The problem =
Copy all entries exactly, and wherever an entry holds a picture, leave that picture out.
--------------------------------
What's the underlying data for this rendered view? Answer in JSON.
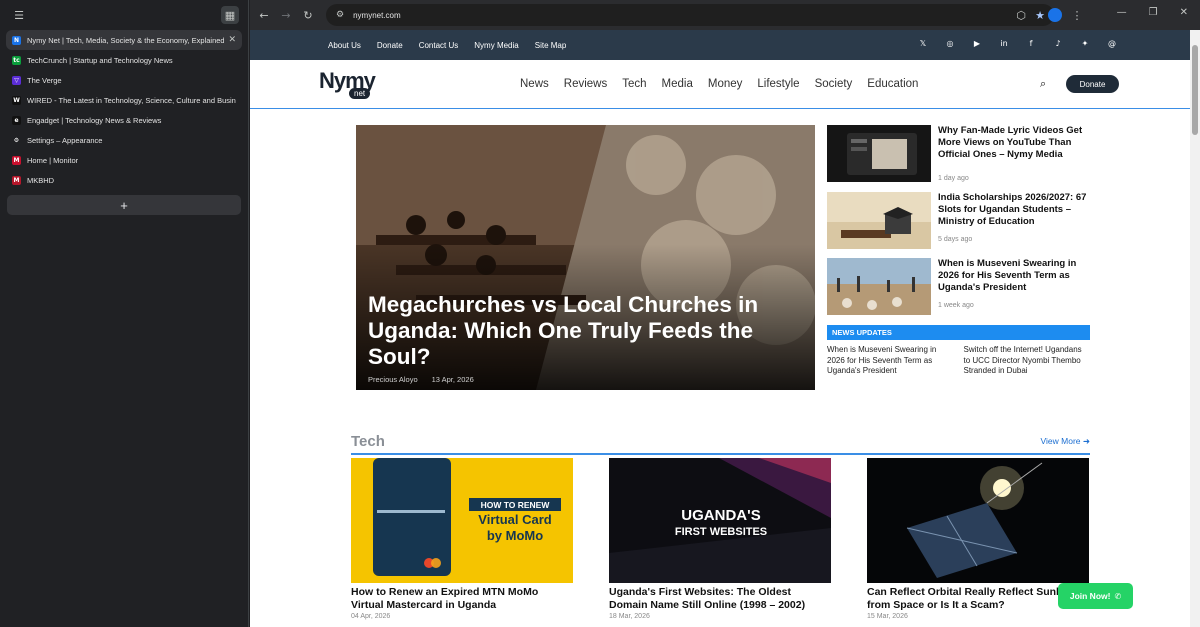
{
  "sidebar": {
    "tabs": [
      {
        "title": "Nymy Net | Tech, Media, Society & the Economy, Explained",
        "icon": "nymy-favicon",
        "active": true
      },
      {
        "title": "TechCrunch | Startup and Technology News",
        "icon": "techcrunch-favicon"
      },
      {
        "title": "The Verge",
        "icon": "verge-favicon"
      },
      {
        "title": "WIRED - The Latest in Technology, Science, Culture and Busine",
        "icon": "wired-favicon"
      },
      {
        "title": "Engadget | Technology News & Reviews",
        "icon": "engadget-favicon"
      },
      {
        "title": "Settings – Appearance",
        "icon": "settings-gear-icon"
      },
      {
        "title": "Home | Monitor",
        "icon": "monitor-favicon"
      },
      {
        "title": "MKBHD",
        "icon": "mkbhd-favicon"
      }
    ],
    "new_tab": "+"
  },
  "toolbar": {
    "url": "nymynet.com"
  },
  "site": {
    "top_links": [
      "About Us",
      "Donate",
      "Contact Us",
      "Nymy Media",
      "Site Map"
    ],
    "social": [
      "x-icon",
      "instagram-icon",
      "youtube-icon",
      "linkedin-icon",
      "facebook-icon",
      "tiktok-icon",
      "bluesky-icon",
      "threads-icon"
    ],
    "logo_word": "Nymy",
    "logo_sub": "net",
    "menu": [
      "News",
      "Reviews",
      "Tech",
      "Media",
      "Money",
      "Lifestyle",
      "Society",
      "Education"
    ],
    "donate": "Donate"
  },
  "hero": {
    "title": "Megachurches vs Local Churches in Uganda: Which One Truly Feeds the Soul?",
    "author": "Precious Aloyo",
    "date": "13 Apr, 2026"
  },
  "side_stories": [
    {
      "title": "Why Fan-Made Lyric Videos Get More Views on YouTube Than Official Ones – Nymy Media",
      "time": "1 day ago"
    },
    {
      "title": "India Scholarships 2026/2027: 67 Slots for Ugandan Students – Ministry of Education",
      "time": "5 days ago"
    },
    {
      "title": "When is Museveni Swearing in 2026 for His Seventh Term as Uganda's President",
      "time": "1 week ago"
    }
  ],
  "news_updates": {
    "label": "NEWS UPDATES",
    "items": [
      "When is Museveni Swearing in 2026 for His Seventh Term as Uganda's President",
      "Switch off the Internet! Ugandans to UCC Director Nyombi Thembo Stranded in Dubai"
    ]
  },
  "tech": {
    "title": "Tech",
    "more": "View More",
    "cards": [
      {
        "title": "How to Renew an Expired MTN MoMo Virtual Mastercard in Uganda",
        "date": "04 Apr, 2026",
        "img_line1": "HOW TO RENEW",
        "img_line2": "Virtual Card",
        "img_line3": "by MoMo"
      },
      {
        "title": "Uganda's First Websites: The Oldest Domain Name Still Online (1998 – 2002)",
        "date": "18 Mar, 2026",
        "img_line1": "UGANDA'S",
        "img_line2": "FIRST WEBSITES"
      },
      {
        "title": "Can Reflect Orbital Really Reflect Sunlight from Space or Is It a Scam?",
        "date": "15 Mar, 2026"
      }
    ]
  },
  "join": "Join Now!"
}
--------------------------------
Task response =
What's the underlying data for this rendered view? Answer in JSON.
{
  "sidebar": {
    "tabs": [
      {
        "title": "Nymy Net | Tech, Media, Society & the Economy, Explained",
        "icon": "nymy-favicon",
        "active": true
      },
      {
        "title": "TechCrunch | Startup and Technology News",
        "icon": "techcrunch-favicon"
      },
      {
        "title": "The Verge",
        "icon": "verge-favicon"
      },
      {
        "title": "WIRED - The Latest in Technology, Science, Culture and Busine",
        "icon": "wired-favicon"
      },
      {
        "title": "Engadget | Technology News & Reviews",
        "icon": "engadget-favicon"
      },
      {
        "title": "Settings – Appearance",
        "icon": "settings-gear-icon"
      },
      {
        "title": "Home | Monitor",
        "icon": "monitor-favicon"
      },
      {
        "title": "MKBHD",
        "icon": "mkbhd-favicon"
      }
    ],
    "new_tab": "+"
  },
  "toolbar": {
    "url": "nymynet.com"
  },
  "site": {
    "top_links": [
      "About Us",
      "Donate",
      "Contact Us",
      "Nymy Media",
      "Site Map"
    ],
    "social": [
      "x-icon",
      "instagram-icon",
      "youtube-icon",
      "linkedin-icon",
      "facebook-icon",
      "tiktok-icon",
      "bluesky-icon",
      "threads-icon"
    ],
    "logo_word": "Nymy",
    "logo_sub": "net",
    "menu": [
      "News",
      "Reviews",
      "Tech",
      "Media",
      "Money",
      "Lifestyle",
      "Society",
      "Education"
    ],
    "donate": "Donate"
  },
  "hero": {
    "title": "Megachurches vs Local Churches in Uganda: Which One Truly Feeds the Soul?",
    "author": "Precious Aloyo",
    "date": "13 Apr, 2026"
  },
  "side_stories": [
    {
      "title": "Why Fan-Made Lyric Videos Get More Views on YouTube Than Official Ones – Nymy Media",
      "time": "1 day ago"
    },
    {
      "title": "India Scholarships 2026/2027: 67 Slots for Ugandan Students – Ministry of Education",
      "time": "5 days ago"
    },
    {
      "title": "When is Museveni Swearing in 2026 for His Seventh Term as Uganda's President",
      "time": "1 week ago"
    }
  ],
  "news_updates": {
    "label": "NEWS UPDATES",
    "items": [
      "When is Museveni Swearing in 2026 for His Seventh Term as Uganda's President",
      "Switch off the Internet! Ugandans to UCC Director Nyombi Thembo Stranded in Dubai"
    ]
  },
  "tech": {
    "title": "Tech",
    "more": "View More",
    "cards": [
      {
        "title": "How to Renew an Expired MTN MoMo Virtual Mastercard in Uganda",
        "date": "04 Apr, 2026",
        "img_line1": "HOW TO RENEW",
        "img_line2": "Virtual Card",
        "img_line3": "by MoMo"
      },
      {
        "title": "Uganda's First Websites: The Oldest Domain Name Still Online (1998 – 2002)",
        "date": "18 Mar, 2026",
        "img_line1": "UGANDA'S",
        "img_line2": "FIRST WEBSITES"
      },
      {
        "title": "Can Reflect Orbital Really Reflect Sunlight from Space or Is It a Scam?",
        "date": "15 Mar, 2026"
      }
    ]
  },
  "join": "Join Now!"
}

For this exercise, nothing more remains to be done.